When Rev. B. B. Dube was ordained to the ministry and inducted to the charge of the Zenka congregation in October 1978, there was a great deal of terrorist activity in the area. People were being brutally attacked and even murdered. Philemon himself, then an old man, was assaulted and severely beaten. Naturally, Mr Dube was apprehensive about the safety of his family and himself. Philemon and another old elder, Paul Ncube, went to encourage him. “It is a great honour and privilege to be witnessing for Christ in these dark days,” Philemon told the youthful preacher of the gospel. “You are placed here for a purpose. You must fear no man. Only the wicked fleeth when no man pursueth.” With such words the good old men encouraged and strengthened their young minister. Mr Dube, in turn, had the highest regard and love for them. In one report to the Synod he spoke of them as “the very backbone and strength, humanly speaking, of the Zenka congregation.”
When Philemon was nearing the end of his life, in autumn 1979, many of the congregation wished him to speak to them once more, perhaps for the last time. On a Thursday morning, when the weekly prayer meeting was held, they gathered outside his bedroom window. Philemon had a text ready on which to speak, but he did not have the strength to do so. He asked the old elder, Paul Ncube to speak, quoting to him the text he had in mind: “For we know that if our earthly house of this tabernacle were dissolved, we have a building of God, an house not made with hands, eternal in the heavens,” 2 Corinthians 5:1.
On Saturday, Philemon spoke to Paul Ncube, and exhorted him to continue in the work of preaching, to be faithful to the Church and to those doctrines they had been taught and knew so well. As he approached his end he advised his wife to be firm with the young members of the family, and to ensure that the Lord’s Day would be kept in their home as it had been until then.

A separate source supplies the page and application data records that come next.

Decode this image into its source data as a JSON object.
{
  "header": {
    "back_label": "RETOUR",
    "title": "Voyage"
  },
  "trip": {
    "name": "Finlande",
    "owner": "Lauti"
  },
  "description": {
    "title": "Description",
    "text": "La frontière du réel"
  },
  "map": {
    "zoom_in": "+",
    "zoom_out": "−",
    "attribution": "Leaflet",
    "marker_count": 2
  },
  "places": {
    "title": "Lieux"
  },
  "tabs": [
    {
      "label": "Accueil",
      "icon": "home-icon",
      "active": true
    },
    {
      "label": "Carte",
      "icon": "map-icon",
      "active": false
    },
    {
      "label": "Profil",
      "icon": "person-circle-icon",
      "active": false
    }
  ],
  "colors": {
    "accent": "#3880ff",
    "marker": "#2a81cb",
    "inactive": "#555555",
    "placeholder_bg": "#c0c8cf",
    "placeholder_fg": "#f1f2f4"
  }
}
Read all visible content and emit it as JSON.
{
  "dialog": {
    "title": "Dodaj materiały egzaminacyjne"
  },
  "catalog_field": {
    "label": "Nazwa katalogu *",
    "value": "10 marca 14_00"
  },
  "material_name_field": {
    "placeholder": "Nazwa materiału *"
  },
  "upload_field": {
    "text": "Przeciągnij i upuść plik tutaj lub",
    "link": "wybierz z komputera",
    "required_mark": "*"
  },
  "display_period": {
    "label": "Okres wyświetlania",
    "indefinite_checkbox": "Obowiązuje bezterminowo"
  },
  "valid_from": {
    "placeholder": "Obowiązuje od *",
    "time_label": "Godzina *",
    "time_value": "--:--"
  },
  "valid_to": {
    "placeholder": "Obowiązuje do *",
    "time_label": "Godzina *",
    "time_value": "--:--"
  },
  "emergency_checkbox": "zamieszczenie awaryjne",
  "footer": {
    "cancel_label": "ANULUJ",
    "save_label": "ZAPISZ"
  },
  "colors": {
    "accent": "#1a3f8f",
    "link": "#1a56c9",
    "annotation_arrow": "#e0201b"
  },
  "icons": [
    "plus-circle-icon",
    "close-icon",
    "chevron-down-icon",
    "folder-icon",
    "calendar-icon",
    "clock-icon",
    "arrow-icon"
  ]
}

On Sabbath morning, Philemon was taken away to his heavenly home and eternal rest. At the funeral, the ministers and elders noted that there was an exceptionally large crowd of young men present, about four hundred. They then realised that half of that number were probably terrorists. However, all was quiet, and attention was paid as Rev. B. B. Dube addressed the crowd. He spoke on a verse that he had heard Philemon speak on, many years before, and which had greatly impressed him at the time: “For I know whom I have believed, and am persuaded that he is able to keep that which I have committed unto him against that day,” 2 Timothy 1:12. The day of his death found Philemon Ndebele, as to his soul, kept to the end of his journey by the Keeper of Israel. On the great day of the Lord he will be numbered among those of whom Scripture says, “And they shall be mine, saith the Lord of hosts, in that day when I make up my jewels,” Malachi 3:17.